Provided entries:
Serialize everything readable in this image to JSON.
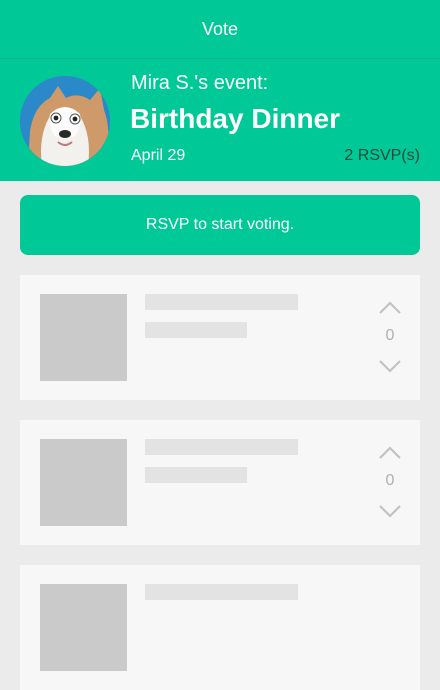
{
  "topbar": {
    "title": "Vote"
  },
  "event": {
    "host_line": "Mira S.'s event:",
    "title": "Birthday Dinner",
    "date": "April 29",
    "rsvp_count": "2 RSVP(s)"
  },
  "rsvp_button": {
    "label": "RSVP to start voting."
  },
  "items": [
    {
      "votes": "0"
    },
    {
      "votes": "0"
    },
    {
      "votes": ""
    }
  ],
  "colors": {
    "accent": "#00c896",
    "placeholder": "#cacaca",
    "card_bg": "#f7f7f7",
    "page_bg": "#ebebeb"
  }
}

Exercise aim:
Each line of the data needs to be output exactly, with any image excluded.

Final answer:
Serialize everything readable in this image to JSON.
{
  "topbar": {
    "title": "Vote"
  },
  "event": {
    "host_line": "Mira S.'s event:",
    "title": "Birthday Dinner",
    "date": "April 29",
    "rsvp_count": "2 RSVP(s)"
  },
  "rsvp_button": {
    "label": "RSVP to start voting."
  },
  "items": [
    {
      "votes": "0"
    },
    {
      "votes": "0"
    },
    {
      "votes": ""
    }
  ],
  "colors": {
    "accent": "#00c896",
    "placeholder": "#cacaca",
    "card_bg": "#f7f7f7",
    "page_bg": "#ebebeb"
  }
}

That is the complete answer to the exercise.